Left: USA version, right: Canada version.
Coca-Cola is such an international powerhouse, I would have thought the United States and Canadian versions of its cans would be the same. And the 12 ounce (355 mL) cans are the same. But the 7.5 ounce (222 mL) mini-cans are a little different. As much as I love the original returnable glass Coke bottle, I find the constant picturing of it on paper cups, aluminum cans and plastic bottles to be . . . tiring and sad. I understand that it's part of their heritage, but since they are never going to go back to returnable bottles, I wish they would stop rubbing it in my face. Also note the calories label on both cans: United States 90 calories. Canada 100 calories. Perhaps calories are calculated differently in the two countries.

Top: USA version, bottom: Canada version.
When I saw the Canadian Kit Kat logo something resonated. Is it the Gill Sans-like font? Probably not. But the red letters on a white background harken back to the original logo. The Canadian one doesn't look as modern as the United States version, but that's okay.

Top: USA version, bottom: Canada version.
The United States and Canada versions really are the same elements -- just tweaked differently on the different packages. I guess the Canada one adds the large script "Holiday Mix," But that't the only major difference. Again there's the variation in the calories notice on the bags. This time the U.S. comes out on the high side. United States: 210 per serving. Canada: 190 per serving.

Update: Thank you, Mark Simonson, for coming up with the Alternate Reality name for an U.S. citizen's experiences in Canada. Really sums it up.

Friday, February 22, 2013


3.5 by 5.5 inch postcard.
Thank you to my friend Doug, who sent me this postcard -- the caption on the back reads:

The chocolate product that sounds as good as it tastes is Hershey-ets, little pieces of candy coated milk chocolate which greet you on the tour at Hershey's Chocolate World, Hershey Foods Corporation's visitor center in Hershey, Pennsylvania.

Plus these words:

Mike Roberts
Berkeley 94710

Wednesday, January 02, 2013


Comments on a newspaper article are often just plain stupid. I mean the comments themselves, not the idea of comments.

How to weed out the stupid?

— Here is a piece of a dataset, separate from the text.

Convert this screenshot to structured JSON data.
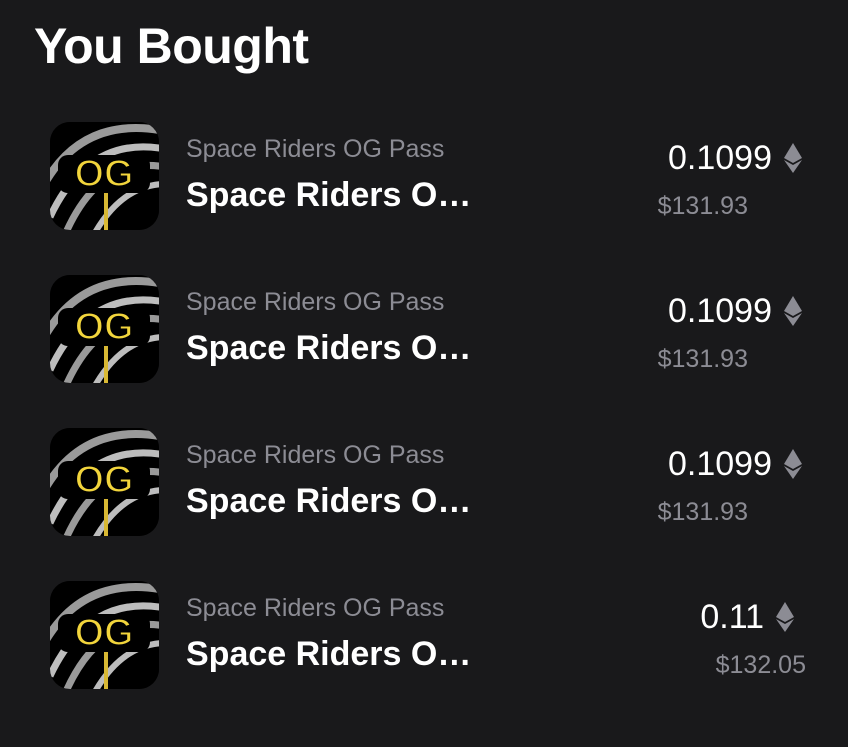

I first thought having people having to log into their Facebook accounts before commenting was a good idea. Who will make an asinine comment when their real name is displayed? Turns out -- a lot of people. So, while it may make some people behave themselves, there are plenty of people who will not.

Okay. All well and good. I usually don't comment on anything, so the whole logging into Facebook routine doesn't affect me.

But now it does.

I went to read the comments on a story on the St. Paul Pioneer Press website about Walmart building a store where the Cottage Grove drive-in movie theater used to be.

When the comments get too numerous, in the past, I would have to click on a link to see more comments.

But now when I click to see more comments I'm told I have to log into Facebook before I'll be shown those comments.

I have logged into Facebook and it does show me the additional comments. But why should I have to log in to Facebook to just browse additional comments? I'm not going to leave a comment. I'm just reading.

Guess I'll have to get over the guilty pleasure of wading neck-deep into the Pioneer Press comment lagoons.

Update, January 16, 2013: The comments seem to have returned to the way they were. That is, I can read them all without logging into Facebook.